Based on your second paragraph, I assume you ask if the following is true or not:
Yes, it holds. The indices doesn't matter. Call them $x_1=a,x_2=b,x_3=c$ and you won't have a standard form. To be specific, you'll have $n!$ different factorizations if you have $n$ RVs.
The intuition is you can always group RVs as if they're single, e.g. $x_1=a, (x_2,x_3)=b$. When you apply your standard chain rule formula you can end up in any possible factorization.
Note: $p(x),f(x)$ are all abuse of notations.

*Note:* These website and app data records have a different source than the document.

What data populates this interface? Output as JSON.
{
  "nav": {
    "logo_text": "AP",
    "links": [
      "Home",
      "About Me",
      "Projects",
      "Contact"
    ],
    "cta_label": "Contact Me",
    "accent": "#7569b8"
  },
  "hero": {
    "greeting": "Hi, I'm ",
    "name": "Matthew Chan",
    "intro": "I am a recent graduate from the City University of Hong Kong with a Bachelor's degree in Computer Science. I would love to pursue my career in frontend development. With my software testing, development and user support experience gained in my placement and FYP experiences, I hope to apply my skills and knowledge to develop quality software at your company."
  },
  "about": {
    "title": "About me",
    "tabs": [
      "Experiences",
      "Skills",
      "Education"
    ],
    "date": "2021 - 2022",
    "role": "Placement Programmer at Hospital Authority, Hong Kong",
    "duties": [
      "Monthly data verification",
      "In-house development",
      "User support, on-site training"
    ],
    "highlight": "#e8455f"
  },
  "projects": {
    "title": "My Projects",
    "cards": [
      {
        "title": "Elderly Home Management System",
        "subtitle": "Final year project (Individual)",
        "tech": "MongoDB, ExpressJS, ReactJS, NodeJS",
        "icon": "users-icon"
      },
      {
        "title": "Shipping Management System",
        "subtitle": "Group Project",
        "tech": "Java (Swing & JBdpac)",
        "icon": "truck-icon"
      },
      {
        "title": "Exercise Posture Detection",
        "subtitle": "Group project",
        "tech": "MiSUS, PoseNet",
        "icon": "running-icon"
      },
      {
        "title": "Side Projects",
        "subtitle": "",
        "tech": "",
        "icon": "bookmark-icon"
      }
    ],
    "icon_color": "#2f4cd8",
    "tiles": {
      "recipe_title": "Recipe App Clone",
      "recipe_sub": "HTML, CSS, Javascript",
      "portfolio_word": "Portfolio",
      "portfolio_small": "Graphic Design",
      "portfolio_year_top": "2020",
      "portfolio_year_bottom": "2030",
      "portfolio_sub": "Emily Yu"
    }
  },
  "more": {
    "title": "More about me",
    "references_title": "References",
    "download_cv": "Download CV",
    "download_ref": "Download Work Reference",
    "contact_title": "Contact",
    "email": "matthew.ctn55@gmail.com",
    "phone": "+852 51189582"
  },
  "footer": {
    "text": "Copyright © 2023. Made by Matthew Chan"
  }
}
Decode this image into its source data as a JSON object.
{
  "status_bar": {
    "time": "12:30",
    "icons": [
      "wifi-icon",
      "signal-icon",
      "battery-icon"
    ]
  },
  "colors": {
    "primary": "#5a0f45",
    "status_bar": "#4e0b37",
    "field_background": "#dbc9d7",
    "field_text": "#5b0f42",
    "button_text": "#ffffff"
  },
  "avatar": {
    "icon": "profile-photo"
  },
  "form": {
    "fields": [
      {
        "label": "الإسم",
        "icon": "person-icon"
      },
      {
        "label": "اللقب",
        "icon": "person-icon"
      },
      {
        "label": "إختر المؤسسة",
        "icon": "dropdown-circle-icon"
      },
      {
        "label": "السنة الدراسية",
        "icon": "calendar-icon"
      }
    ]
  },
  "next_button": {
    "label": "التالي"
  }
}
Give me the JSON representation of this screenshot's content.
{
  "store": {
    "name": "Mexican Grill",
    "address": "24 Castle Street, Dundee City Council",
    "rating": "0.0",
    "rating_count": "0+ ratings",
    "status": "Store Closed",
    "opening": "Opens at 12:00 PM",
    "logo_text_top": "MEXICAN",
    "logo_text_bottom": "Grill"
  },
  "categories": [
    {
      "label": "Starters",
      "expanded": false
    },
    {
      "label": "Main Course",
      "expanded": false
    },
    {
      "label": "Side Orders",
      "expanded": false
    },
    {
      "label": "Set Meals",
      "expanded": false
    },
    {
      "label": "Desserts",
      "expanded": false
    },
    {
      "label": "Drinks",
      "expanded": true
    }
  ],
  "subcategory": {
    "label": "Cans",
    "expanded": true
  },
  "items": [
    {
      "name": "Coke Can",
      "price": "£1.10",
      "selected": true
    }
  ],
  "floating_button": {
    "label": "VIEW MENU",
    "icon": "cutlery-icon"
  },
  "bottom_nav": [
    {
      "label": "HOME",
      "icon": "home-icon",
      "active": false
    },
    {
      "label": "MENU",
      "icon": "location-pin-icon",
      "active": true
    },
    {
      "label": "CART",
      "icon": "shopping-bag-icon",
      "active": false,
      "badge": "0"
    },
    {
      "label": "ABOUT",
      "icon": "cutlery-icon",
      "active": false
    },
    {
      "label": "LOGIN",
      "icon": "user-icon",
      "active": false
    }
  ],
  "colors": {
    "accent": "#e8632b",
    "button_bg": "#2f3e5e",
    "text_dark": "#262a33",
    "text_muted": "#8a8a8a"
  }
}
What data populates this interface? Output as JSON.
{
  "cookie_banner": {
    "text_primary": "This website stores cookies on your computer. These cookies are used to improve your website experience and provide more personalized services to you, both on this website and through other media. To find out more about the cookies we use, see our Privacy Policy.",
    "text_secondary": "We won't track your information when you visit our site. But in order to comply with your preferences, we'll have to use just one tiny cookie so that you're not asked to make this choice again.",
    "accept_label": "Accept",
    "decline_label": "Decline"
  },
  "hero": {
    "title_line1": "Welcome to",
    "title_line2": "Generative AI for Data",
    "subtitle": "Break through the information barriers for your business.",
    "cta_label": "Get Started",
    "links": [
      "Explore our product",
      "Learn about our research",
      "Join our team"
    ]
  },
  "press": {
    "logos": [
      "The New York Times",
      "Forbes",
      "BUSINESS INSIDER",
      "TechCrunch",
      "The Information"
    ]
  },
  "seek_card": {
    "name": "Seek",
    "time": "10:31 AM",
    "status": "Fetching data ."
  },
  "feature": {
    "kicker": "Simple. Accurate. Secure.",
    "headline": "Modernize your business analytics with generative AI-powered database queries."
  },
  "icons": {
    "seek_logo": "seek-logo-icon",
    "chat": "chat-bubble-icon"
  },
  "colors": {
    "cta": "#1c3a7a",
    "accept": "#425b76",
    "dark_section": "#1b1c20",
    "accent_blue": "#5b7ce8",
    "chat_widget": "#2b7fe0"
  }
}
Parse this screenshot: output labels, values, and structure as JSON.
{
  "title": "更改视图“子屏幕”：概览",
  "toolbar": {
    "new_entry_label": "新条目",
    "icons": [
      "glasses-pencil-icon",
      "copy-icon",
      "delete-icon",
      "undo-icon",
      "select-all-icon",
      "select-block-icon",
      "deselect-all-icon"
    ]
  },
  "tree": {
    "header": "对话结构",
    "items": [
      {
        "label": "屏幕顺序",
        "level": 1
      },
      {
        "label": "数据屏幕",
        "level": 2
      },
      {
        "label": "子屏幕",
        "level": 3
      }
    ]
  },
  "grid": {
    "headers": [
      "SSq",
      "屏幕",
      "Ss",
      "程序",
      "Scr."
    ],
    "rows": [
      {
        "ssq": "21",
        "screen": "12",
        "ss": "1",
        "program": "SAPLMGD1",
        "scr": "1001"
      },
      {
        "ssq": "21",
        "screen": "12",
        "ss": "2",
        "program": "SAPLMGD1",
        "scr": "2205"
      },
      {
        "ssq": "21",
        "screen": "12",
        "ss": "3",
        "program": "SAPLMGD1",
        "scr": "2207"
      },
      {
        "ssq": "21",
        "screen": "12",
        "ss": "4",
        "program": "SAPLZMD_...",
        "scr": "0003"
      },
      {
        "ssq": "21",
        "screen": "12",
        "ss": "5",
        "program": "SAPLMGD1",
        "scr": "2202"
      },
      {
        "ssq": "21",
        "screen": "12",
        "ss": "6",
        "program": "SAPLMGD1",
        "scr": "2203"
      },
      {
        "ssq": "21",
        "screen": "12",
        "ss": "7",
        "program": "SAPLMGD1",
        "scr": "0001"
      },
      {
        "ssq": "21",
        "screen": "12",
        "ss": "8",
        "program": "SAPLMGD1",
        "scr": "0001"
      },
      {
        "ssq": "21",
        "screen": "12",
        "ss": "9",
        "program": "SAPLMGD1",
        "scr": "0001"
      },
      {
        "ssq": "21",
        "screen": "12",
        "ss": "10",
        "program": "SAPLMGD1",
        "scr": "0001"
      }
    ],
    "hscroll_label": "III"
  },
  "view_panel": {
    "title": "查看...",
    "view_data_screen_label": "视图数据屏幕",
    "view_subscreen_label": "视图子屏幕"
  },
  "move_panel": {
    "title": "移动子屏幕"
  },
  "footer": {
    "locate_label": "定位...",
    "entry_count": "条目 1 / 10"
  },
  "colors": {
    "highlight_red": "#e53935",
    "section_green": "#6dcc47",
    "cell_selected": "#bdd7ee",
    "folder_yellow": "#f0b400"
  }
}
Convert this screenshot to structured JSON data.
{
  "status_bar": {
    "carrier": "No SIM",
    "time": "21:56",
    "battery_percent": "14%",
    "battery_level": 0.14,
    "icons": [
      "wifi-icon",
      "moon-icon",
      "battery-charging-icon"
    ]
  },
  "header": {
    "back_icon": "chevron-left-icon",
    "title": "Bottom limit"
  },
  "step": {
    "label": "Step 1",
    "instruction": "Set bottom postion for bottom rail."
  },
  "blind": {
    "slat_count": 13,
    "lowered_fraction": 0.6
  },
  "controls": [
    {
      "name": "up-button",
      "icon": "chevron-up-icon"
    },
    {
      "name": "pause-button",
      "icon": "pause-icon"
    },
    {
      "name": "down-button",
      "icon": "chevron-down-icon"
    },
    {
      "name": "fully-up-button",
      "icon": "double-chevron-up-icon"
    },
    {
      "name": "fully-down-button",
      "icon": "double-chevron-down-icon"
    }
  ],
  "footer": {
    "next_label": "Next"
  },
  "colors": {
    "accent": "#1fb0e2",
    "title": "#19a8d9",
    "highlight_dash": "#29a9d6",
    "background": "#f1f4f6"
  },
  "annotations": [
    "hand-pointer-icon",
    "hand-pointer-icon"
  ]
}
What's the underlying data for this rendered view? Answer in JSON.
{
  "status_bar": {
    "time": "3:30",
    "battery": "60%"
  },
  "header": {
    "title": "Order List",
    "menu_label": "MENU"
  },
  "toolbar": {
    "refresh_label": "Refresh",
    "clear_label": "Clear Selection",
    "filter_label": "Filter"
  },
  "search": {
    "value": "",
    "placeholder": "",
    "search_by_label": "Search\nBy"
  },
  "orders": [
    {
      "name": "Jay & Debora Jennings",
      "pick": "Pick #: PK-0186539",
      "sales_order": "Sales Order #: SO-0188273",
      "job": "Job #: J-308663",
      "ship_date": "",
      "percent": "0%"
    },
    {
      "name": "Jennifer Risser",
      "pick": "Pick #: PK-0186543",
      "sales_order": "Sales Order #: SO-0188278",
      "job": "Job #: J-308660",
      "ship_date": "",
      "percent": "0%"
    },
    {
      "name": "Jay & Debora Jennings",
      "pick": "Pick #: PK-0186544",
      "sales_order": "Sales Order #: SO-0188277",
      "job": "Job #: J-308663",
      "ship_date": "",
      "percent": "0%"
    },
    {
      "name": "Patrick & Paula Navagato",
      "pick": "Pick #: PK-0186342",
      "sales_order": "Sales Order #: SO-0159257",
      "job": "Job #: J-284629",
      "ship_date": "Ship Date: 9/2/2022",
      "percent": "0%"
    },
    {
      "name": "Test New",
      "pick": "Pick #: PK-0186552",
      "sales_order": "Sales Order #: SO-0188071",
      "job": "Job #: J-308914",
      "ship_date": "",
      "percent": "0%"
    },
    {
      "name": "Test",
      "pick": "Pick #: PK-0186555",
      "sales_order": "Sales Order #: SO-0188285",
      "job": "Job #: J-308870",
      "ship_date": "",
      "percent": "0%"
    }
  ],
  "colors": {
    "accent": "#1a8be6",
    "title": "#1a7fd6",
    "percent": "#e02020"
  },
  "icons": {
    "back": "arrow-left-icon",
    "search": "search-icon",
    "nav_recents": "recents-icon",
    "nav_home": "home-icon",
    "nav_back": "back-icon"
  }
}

A better notation is to use something like $p_X(x)$, to indicate both the RV and the specific value.